Data excerpts

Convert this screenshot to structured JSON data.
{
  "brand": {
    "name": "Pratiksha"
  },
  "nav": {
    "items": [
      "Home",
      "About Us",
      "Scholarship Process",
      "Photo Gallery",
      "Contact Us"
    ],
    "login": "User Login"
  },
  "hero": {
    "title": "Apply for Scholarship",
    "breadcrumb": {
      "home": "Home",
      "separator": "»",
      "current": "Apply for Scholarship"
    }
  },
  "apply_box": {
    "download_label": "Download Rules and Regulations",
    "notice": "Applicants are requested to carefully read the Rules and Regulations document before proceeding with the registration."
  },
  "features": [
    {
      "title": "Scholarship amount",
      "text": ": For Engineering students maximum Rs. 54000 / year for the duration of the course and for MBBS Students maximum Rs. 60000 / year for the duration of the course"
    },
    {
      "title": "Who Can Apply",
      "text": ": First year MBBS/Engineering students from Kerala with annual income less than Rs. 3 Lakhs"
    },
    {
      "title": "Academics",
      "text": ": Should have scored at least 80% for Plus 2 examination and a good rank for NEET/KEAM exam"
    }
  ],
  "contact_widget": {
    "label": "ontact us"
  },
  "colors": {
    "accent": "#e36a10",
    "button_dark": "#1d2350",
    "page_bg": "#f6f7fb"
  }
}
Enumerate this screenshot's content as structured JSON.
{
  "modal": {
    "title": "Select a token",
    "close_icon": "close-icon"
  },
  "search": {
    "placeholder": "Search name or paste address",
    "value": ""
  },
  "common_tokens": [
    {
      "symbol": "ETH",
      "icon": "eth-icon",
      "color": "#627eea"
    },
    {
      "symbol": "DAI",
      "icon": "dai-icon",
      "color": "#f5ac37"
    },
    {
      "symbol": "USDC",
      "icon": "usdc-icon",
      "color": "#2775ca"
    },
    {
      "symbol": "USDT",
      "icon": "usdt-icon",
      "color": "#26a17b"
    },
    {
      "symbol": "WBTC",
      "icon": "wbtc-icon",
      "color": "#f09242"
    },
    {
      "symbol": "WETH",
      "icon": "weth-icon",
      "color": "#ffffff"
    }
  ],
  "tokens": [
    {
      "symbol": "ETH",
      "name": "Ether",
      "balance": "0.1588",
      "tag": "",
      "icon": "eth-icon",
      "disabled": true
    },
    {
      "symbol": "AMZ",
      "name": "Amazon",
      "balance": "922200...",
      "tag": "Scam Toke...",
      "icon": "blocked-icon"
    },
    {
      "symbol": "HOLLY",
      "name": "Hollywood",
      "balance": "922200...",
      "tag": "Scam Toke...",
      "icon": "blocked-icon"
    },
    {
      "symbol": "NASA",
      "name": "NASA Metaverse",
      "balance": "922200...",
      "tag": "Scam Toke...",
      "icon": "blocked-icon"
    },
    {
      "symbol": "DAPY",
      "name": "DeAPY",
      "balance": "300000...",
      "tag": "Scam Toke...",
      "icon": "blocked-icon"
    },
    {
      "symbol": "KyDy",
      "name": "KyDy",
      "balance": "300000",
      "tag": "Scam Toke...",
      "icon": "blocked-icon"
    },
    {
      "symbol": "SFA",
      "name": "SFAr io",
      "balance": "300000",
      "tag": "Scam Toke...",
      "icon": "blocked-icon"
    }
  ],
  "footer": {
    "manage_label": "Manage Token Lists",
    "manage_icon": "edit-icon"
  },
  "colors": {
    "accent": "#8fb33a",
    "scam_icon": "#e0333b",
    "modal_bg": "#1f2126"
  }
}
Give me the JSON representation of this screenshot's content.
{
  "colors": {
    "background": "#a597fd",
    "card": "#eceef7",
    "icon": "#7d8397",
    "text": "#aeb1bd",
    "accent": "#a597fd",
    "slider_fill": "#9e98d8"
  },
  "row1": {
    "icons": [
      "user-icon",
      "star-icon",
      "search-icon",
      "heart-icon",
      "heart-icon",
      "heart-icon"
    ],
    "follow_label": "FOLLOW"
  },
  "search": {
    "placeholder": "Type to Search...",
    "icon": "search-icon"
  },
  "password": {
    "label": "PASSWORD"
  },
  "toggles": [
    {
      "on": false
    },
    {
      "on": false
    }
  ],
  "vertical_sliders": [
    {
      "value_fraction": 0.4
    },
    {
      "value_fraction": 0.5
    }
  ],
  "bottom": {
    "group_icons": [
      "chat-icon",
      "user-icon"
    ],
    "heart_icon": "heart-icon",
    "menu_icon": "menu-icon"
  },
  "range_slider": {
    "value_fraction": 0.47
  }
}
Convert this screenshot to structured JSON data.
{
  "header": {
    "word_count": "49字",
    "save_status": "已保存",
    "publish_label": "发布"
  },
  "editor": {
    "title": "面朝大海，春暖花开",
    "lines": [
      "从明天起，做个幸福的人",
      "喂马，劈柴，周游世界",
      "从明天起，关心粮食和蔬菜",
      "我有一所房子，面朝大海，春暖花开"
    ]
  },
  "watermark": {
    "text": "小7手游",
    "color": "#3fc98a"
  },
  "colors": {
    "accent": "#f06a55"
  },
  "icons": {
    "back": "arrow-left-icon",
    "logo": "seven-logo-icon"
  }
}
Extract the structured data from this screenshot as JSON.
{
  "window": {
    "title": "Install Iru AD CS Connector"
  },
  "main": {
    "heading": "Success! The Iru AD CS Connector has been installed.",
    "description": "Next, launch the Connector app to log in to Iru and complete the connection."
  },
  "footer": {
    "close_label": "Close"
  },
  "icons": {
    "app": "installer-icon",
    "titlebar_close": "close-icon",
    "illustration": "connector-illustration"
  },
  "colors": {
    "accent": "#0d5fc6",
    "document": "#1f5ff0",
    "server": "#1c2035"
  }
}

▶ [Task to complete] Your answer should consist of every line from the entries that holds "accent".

▶ [Result of this task]
    "accent": "#e36a10",
    "accent": "#8fb33a",
    "accent": "#a597fd",
    "accent": "#f06a55"
    "accent": "#0d5fc6",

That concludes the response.